Data to examine =
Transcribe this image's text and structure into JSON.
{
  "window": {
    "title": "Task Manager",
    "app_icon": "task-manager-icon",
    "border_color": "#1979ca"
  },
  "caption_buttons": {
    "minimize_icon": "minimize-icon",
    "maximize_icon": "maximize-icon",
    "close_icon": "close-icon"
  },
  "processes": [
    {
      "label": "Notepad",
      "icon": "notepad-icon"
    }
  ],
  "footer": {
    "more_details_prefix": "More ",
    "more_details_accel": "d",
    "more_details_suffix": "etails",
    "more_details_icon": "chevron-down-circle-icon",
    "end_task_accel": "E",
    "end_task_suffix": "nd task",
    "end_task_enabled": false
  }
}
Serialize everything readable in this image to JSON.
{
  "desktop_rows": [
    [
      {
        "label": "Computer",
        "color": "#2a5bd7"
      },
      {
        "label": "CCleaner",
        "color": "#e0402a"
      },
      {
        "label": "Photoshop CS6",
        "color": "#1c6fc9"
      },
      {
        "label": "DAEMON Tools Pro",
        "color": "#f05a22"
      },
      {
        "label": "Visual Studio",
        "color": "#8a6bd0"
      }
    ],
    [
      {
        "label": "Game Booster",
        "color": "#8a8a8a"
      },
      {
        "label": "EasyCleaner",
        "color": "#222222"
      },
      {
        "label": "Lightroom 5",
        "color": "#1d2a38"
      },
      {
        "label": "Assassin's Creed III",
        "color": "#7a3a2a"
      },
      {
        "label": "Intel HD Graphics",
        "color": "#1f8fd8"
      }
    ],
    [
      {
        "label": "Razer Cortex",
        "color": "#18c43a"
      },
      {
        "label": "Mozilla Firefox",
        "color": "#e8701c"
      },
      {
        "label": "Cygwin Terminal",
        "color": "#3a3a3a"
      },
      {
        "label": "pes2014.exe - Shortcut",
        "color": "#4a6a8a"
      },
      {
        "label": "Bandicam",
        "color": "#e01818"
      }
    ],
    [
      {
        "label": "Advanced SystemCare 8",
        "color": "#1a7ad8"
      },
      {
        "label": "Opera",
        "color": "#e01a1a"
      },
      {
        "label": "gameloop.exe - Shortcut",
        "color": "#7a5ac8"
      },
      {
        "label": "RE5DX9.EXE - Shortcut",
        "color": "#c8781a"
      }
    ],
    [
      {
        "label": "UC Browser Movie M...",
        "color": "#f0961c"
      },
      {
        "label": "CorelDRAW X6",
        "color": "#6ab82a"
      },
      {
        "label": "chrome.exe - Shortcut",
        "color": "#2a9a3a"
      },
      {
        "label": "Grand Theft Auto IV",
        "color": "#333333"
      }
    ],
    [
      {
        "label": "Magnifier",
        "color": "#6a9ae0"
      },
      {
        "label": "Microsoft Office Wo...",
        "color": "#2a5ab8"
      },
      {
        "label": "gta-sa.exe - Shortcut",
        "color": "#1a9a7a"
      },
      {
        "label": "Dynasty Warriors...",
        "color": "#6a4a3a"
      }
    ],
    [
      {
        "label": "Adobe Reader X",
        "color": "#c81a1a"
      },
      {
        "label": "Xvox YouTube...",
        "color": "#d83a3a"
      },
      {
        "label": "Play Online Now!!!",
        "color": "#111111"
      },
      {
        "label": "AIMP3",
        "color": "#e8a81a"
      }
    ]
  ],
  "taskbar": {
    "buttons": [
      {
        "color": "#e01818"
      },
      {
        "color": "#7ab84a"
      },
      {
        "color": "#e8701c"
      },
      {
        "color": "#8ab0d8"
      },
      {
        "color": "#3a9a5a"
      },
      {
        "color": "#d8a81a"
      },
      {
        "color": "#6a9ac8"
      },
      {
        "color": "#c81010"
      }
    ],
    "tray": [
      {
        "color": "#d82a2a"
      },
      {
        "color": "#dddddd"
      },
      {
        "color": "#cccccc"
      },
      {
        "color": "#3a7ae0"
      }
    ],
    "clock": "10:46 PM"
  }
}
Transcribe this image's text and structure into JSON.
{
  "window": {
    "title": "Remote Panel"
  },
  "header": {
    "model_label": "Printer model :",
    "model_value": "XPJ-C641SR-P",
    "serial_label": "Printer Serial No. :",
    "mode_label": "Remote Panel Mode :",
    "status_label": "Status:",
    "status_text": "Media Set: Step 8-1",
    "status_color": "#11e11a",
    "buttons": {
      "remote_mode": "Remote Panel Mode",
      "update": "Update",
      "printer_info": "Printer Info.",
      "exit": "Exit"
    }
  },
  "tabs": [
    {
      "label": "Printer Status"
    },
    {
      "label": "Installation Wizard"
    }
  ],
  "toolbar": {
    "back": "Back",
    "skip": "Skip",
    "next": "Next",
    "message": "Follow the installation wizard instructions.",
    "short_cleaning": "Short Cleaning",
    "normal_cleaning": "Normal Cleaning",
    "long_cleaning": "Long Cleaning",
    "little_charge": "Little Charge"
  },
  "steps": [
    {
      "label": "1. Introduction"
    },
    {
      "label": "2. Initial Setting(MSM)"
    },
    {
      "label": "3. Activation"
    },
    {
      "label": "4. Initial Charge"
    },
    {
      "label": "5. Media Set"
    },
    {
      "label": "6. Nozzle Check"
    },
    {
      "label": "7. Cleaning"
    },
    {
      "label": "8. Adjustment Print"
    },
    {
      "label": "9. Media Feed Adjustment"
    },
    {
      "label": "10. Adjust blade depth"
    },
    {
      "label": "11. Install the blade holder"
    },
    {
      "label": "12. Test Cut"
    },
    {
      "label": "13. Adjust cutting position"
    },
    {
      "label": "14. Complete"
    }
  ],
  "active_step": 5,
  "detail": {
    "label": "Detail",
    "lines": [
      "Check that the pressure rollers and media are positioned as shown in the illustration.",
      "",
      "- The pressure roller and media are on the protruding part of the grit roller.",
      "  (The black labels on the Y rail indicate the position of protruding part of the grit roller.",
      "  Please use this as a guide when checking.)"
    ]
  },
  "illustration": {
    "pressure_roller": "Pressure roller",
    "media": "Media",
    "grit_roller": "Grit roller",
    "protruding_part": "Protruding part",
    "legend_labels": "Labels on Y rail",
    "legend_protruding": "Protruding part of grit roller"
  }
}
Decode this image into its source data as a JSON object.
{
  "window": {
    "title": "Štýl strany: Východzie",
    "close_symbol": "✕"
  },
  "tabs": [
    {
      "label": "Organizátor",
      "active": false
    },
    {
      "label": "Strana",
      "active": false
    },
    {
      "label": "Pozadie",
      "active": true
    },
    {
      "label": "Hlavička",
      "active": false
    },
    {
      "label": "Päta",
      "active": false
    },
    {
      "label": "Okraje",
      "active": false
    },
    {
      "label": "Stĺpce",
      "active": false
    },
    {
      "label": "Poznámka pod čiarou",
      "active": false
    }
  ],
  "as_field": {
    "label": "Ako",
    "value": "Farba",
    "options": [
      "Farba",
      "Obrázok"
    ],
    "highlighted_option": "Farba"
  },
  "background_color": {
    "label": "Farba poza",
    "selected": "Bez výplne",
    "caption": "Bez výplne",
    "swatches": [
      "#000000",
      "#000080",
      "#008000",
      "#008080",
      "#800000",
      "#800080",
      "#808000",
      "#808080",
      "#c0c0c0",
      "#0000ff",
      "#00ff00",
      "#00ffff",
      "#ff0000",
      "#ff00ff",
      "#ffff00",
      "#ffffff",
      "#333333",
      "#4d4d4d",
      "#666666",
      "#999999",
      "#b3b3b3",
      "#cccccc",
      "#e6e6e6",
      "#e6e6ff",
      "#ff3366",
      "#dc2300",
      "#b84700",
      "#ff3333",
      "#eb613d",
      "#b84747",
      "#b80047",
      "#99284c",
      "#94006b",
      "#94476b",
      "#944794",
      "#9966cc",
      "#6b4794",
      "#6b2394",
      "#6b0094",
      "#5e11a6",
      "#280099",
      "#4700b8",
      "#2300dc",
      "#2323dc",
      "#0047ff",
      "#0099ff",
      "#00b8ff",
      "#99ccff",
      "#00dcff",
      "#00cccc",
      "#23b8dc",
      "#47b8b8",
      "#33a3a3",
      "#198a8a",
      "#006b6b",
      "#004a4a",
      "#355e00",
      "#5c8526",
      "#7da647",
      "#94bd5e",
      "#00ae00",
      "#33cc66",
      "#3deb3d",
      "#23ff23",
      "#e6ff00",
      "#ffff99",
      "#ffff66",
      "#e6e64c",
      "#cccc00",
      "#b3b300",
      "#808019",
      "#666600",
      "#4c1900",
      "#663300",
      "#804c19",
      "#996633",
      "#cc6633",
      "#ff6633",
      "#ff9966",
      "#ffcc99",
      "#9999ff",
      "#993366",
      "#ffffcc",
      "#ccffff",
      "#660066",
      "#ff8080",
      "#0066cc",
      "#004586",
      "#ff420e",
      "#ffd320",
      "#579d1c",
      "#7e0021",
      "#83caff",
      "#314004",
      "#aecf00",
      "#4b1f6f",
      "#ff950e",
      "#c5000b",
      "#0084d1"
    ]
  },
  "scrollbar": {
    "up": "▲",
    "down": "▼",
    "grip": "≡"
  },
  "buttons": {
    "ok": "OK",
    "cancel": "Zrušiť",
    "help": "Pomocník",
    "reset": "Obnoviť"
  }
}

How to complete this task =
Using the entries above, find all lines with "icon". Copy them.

Solution for this exercise =
    "app_icon": "task-manager-icon",
    "minimize_icon": "minimize-icon",
    "maximize_icon": "maximize-icon",
    "close_icon": "close-icon"
      "icon": "notepad-icon"
    "more_details_icon": "chevron-down-circle-icon",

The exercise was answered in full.